Great deal of progress is made, despite many obstacles, by labour rights groups, to improve situation of forced labour in Burma. Ideally, the issue of forced labour in Burma, as with other human rights problems, is to be viewed separate from political dialogue. Because of the (possible) commencement of dialogue, the international action should not be withheld. The Burmese junta must comply with ILO's request to satisfaction. According to last October ILO Technical Mission report, the SPDC/SLORC is agreeable to some form of labour monitoring mission under ILO. Lets hope that report reflect some truth.
REFUGEE PROTECTION: A PRIORITY
With regards to refugees from Burma, it is an appropriate time for neighbouring governments to give UNHCR protection to the displaced Burmese people so as to initiate orderly repatriation. Over the years, Burma's neighbouring governments, except for the Government of Bangladesh, have exhibited the meanness in regards to granting UN protection to these displaced people. Perhaps, the commencement of dialogue can change these neighbouring governments stance on the refugee protection. Major donor countries, such as US, EU, Canada, Australia and Japan over the year have been given generous support to the Burmese displaced people and refugees. We must advocate at this time to be more generous to UNHCR to practically support these Burmese refugees.
On looking at the pressures applied by governments and UN Organisations on the junta, the most of these international pressures are only little more than token gestures. Serious and effective actions such as EU visa ban on junta members last year and, in particular, government of Switzerland's freezing of junta members accounts are of rare events. Never the less, all these pressures in combination seems to be having some impact on junta.It also worth noting that if such amount of pressure is ever applied in democratic countries, the governments in question would have been fallen several times over (on the one hand, such unpopular government as SPDC/SLORC would never be in power in a democratic system). The fact that the military dictatorship behaves differently from democratic government under pressures, there is no room for complacency. We must call for strengthening of international actions on the junta as the need arises.
Our colleagues on this list are fully aware about the way successive UN General Assemblies had watered-down the recommendations made by ILO Commission of Inquiry and CHR. The US action on Burma at UN Security Council in September 2000 is also questionable about its merit: may be mere political posturing by the US (see the posting on October 3, 2000.). Last November resignation of Special Rapporteur Rajsoomer Lallah may also have weakened the chance of successfully implementing these recommendations and many other initiatives at the UN forums, especially at this CHR meeting. Burma has its new Special Rapporteur appointed, but the continuity of action may have already been lost in particular implementing ILO recommendations. We must be on the alert that the UN may be delaying to take appropriate action on the junta.

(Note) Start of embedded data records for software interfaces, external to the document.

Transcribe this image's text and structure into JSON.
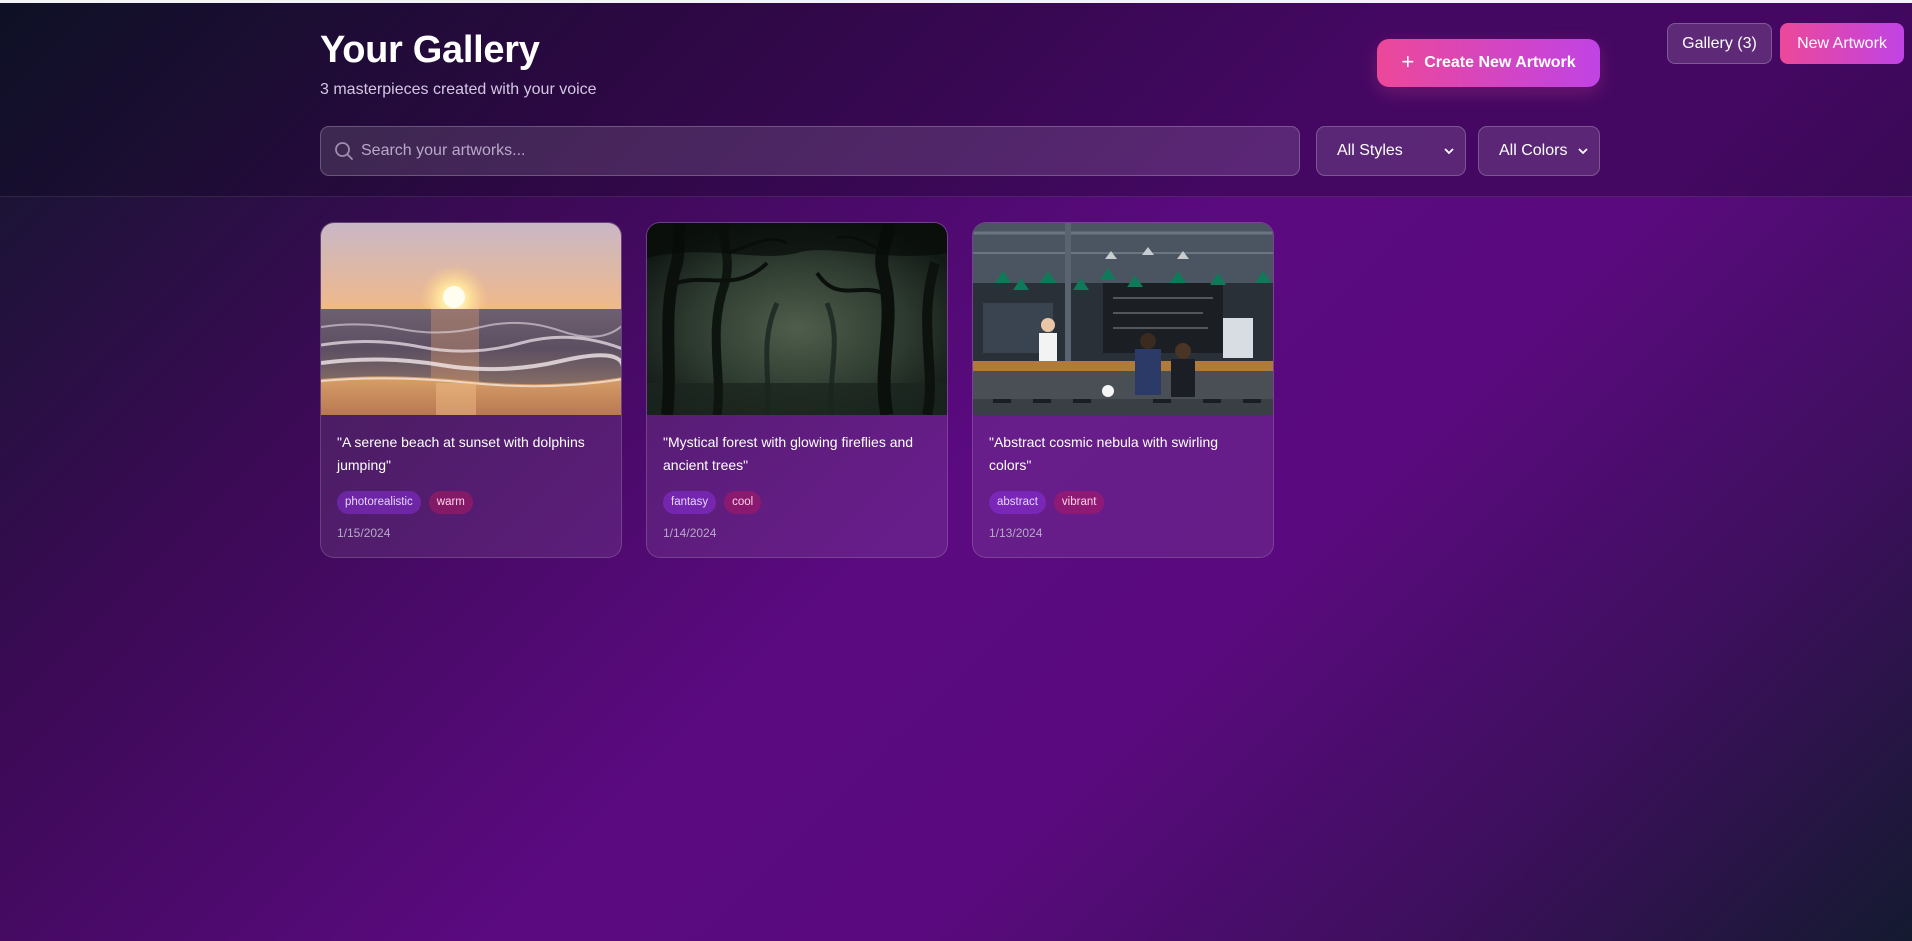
{
  "header": {
    "title": "Your Gallery",
    "subtitle": "3 masterpieces created with your voice",
    "create_button": "Create New Artwork"
  },
  "nav": {
    "gallery_label": "Gallery (3)",
    "new_artwork_label": "New Artwork"
  },
  "filters": {
    "search_placeholder": "Search your artworks...",
    "style_selected": "All Styles",
    "color_selected": "All Colors"
  },
  "artworks": [
    {
      "prompt": "\"A serene beach at sunset with dolphins jumping\"",
      "style": "photorealistic",
      "color": "warm",
      "date": "1/15/2024",
      "image": "beach-sunset-image"
    },
    {
      "prompt": "\"Mystical forest with glowing fireflies and ancient trees\"",
      "style": "fantasy",
      "color": "cool",
      "date": "1/14/2024",
      "image": "dark-forest-image"
    },
    {
      "prompt": "\"Abstract cosmic nebula with swirling colors\"",
      "style": "abstract",
      "color": "vibrant",
      "date": "1/13/2024",
      "image": "cafe-interior-image"
    }
  ],
  "colors": {
    "accent_gradient_start": "#ec4899",
    "accent_gradient_end": "#c043e4",
    "background_purple": "#5b0a80"
  }
}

WHO REALLY ARE SPDC/SLORC'S ALLIES
The SPDC/SLORC is not alone in wishing to delay any possible international action. The businesses, the governemnt of Japan and ASEAN are likely allies in defense against any international action. The democratic governments, including UK & US, also seem hesitant as they try to protect their business interests. Nevertheless, it is time for governments to confront with 'the truth' and take genuine action (no more token gestures or posturing please) in order to pressure the Burmese junta.
TRANSPARENCY: A FIRST STEP
Unfortunately, as for the accuracy of news on dialogue, we cannot simply rely on the junta's information outlet, i.e. OSS. The international press, which generally get the feeds from OSS, may also be considered as unreliable in this case. Sources from United Nations are also unreliable because of the influence by SPDC/SLORC's allies. For this reason, we must clearly define a "yard-stick" which constitutes(& which does not constitute) the political progress in Burma. Within this context, if the commencement of dialogue is not publicly announced to the Burmese general public by both sides, we must consider as a 'no progress' and therefore take further action.